The Atlas version of Terraform Enterprise will be decommissioned on Friday, March 30, 2018, by which time all environments must be migrated to workspaces. The legacy environments will be locked out and removed thereafter.
» Decommissioning Atlas
The Packer and Artifact Registry features of Atlas will no longer be actively developed or maintained and will be fully decommissioned on Friday, May 31, 2018. "Atlas" has been renamed to Terraform Enterprise and the features being developed are focusing on Terraform.
While the hosted Packer offering and Artifact Registry will be decommissioned, Packer as an open source project continues to exist as a standalone offering with an active development team and vibrant community.
This is the final step in the path we began 18 months ago to split Atlas into a suite of smaller, module enterprise offerings to mirror the open source suite of tools. Vault, Consul, and Nomad were removed from Atlas early in 2017.
We understand that removing features can be painful and we are sorry for any disruption that this may cause you. For those of you currently using hosted Packer or the Artifact Registry, we’ve prepared the guide “Building Immutable Infrastructure with Packer in CI/CD” to walk through building images with Packer in CI/CD, uploading the image to an artifact store, and creating a new run in Terraform Enterprise.
The Packer and Artifact Registry features within Atlas will continue to work with Terraform Enterprise until March 30, 2018. To migrate from Atlas to Terraform Enterprise, see the "Upgrading" section above.
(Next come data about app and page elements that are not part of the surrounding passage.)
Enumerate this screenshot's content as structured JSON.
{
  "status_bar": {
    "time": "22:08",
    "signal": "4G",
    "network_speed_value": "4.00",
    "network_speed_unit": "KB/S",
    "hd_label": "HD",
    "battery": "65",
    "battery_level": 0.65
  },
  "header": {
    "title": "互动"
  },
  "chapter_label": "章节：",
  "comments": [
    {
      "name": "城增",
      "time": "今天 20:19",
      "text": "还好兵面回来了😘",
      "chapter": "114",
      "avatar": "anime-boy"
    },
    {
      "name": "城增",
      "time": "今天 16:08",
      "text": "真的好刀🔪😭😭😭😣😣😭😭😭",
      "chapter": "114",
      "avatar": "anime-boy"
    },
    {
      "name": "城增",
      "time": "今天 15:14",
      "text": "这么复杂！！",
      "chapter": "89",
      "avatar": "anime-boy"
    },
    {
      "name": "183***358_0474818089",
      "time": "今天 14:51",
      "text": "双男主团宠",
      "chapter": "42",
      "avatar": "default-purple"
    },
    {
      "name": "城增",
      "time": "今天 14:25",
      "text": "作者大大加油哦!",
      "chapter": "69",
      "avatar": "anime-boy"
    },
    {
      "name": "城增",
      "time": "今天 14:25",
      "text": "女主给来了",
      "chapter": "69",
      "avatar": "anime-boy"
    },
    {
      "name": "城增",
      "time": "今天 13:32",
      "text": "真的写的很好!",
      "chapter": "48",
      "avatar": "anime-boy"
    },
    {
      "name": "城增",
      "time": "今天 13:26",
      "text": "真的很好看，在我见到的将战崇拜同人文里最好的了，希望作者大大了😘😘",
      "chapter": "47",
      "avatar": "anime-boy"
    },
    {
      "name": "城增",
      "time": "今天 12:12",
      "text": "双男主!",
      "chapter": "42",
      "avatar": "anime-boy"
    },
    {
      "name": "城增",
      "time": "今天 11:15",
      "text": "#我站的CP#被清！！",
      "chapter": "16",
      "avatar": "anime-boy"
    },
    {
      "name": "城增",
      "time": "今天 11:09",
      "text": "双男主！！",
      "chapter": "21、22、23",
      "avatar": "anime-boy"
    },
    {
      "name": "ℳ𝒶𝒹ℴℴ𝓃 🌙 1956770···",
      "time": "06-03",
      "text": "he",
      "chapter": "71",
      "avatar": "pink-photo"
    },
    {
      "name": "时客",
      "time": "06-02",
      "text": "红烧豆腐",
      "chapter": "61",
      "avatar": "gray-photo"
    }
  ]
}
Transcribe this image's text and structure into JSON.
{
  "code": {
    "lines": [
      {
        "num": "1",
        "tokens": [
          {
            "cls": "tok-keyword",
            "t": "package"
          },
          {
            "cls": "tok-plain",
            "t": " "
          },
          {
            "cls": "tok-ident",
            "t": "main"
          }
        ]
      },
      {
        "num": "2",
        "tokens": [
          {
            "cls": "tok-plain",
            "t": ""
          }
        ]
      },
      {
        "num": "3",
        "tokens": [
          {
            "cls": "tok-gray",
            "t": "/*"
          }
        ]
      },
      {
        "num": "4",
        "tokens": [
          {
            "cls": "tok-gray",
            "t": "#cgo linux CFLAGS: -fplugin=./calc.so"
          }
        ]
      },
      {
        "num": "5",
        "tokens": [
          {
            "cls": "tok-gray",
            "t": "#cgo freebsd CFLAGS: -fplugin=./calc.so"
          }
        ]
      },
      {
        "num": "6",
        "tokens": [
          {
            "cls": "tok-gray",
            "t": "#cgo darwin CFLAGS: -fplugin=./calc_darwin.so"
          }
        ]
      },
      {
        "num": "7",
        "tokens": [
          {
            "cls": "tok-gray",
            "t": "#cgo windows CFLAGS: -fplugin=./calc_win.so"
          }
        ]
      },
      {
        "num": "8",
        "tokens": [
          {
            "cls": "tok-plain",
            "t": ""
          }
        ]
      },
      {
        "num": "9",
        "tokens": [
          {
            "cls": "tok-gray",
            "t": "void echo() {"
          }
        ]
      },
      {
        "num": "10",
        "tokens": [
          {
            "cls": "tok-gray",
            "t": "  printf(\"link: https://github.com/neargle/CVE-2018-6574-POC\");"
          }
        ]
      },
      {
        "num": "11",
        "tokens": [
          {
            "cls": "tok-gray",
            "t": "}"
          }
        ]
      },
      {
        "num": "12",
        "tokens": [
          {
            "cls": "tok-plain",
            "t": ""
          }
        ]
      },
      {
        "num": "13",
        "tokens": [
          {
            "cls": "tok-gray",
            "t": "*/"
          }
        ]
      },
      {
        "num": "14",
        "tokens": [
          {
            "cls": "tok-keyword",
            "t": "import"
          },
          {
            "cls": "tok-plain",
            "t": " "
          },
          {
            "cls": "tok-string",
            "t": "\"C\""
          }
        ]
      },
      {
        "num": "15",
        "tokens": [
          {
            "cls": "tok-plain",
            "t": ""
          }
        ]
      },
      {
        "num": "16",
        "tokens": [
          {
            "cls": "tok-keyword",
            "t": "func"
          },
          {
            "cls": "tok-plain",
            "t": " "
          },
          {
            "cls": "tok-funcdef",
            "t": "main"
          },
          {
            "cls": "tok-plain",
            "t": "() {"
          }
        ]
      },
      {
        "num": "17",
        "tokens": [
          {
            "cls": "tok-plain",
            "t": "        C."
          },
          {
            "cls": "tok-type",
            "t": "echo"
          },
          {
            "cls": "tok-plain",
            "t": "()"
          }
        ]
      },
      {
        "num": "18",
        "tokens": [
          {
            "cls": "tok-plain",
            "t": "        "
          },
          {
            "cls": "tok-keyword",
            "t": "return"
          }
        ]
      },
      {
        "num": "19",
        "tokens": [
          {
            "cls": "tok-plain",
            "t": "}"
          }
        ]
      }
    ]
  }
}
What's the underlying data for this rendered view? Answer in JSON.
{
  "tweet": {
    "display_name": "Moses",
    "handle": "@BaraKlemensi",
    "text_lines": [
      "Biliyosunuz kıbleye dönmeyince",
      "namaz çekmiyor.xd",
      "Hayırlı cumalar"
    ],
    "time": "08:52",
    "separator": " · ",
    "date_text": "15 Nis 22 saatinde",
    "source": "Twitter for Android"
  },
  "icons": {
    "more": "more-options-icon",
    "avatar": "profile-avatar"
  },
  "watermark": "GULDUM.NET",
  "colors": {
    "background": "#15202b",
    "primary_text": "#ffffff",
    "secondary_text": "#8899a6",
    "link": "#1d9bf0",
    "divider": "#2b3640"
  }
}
Terraform Enterprise GA is available today. For more information or to request a free trial, visit https://www.hashicorp.com/products/terraform.